* WORK INSTRUCTION:
Scan the entries below for the word "Scene" and copy every line where it turns up.

* SUPPLIED DATA:
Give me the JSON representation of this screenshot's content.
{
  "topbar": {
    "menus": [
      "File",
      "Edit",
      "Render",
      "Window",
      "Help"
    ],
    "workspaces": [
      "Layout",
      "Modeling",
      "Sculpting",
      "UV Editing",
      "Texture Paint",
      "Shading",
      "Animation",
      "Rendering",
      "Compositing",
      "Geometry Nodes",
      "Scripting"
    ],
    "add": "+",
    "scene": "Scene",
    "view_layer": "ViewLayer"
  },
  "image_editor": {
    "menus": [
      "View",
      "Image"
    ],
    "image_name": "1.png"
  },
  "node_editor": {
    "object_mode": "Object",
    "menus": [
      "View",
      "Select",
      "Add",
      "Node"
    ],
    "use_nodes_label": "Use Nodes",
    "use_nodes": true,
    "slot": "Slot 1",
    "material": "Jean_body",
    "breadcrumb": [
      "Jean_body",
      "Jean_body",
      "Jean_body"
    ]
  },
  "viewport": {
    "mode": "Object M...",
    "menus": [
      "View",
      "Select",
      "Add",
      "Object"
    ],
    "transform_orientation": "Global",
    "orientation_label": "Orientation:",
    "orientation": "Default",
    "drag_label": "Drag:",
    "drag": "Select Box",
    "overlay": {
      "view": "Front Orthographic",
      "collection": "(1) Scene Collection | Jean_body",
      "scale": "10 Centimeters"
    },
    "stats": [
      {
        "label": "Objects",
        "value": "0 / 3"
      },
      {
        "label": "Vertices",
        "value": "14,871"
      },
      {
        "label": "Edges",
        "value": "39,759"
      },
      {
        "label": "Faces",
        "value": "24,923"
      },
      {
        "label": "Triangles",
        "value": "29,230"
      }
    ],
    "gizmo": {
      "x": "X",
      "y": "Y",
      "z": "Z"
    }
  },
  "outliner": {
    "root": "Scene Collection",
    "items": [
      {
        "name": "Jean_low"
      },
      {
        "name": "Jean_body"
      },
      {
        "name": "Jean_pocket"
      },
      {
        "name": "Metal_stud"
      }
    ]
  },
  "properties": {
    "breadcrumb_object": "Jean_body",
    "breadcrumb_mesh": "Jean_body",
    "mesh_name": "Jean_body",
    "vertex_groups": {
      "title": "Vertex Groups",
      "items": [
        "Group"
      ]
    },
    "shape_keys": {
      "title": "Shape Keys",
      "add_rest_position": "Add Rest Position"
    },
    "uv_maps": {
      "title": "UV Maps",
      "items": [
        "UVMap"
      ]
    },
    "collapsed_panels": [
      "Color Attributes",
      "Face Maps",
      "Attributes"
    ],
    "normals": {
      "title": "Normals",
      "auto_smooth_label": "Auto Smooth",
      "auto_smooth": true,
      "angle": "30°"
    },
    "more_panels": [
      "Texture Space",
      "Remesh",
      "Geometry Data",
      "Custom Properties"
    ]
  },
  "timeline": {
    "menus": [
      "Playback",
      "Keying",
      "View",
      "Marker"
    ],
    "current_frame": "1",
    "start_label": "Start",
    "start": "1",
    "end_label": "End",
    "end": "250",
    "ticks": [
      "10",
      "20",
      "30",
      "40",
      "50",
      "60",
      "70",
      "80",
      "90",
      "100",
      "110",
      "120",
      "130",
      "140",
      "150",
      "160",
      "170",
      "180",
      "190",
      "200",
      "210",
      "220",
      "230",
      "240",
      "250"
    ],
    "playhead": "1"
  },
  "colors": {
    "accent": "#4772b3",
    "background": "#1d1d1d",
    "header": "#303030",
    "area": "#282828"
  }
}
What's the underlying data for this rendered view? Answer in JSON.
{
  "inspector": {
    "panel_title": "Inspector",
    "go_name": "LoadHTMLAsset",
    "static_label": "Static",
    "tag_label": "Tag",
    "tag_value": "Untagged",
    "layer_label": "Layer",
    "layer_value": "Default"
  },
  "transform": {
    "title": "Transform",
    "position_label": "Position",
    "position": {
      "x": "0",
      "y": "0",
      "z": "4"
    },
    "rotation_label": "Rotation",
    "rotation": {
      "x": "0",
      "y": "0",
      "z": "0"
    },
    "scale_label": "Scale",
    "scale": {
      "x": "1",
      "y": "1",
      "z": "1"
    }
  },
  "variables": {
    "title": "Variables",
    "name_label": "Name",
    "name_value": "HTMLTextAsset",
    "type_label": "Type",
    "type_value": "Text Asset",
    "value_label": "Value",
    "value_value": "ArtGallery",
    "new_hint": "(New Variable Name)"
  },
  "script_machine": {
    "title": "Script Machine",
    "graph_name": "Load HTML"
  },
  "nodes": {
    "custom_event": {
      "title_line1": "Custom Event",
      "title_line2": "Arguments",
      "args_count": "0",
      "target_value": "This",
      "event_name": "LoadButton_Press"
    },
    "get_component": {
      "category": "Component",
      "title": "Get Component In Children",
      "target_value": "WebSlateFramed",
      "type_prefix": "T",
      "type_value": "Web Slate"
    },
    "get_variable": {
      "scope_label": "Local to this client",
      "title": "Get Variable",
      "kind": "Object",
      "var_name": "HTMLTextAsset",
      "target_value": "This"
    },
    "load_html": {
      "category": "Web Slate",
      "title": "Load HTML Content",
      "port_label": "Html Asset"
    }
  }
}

* TASK ANSWER:
    "scene": "Scene",
      "collection": "(1) Scene Collection | Jean_body",
    "root": "Scene Collection",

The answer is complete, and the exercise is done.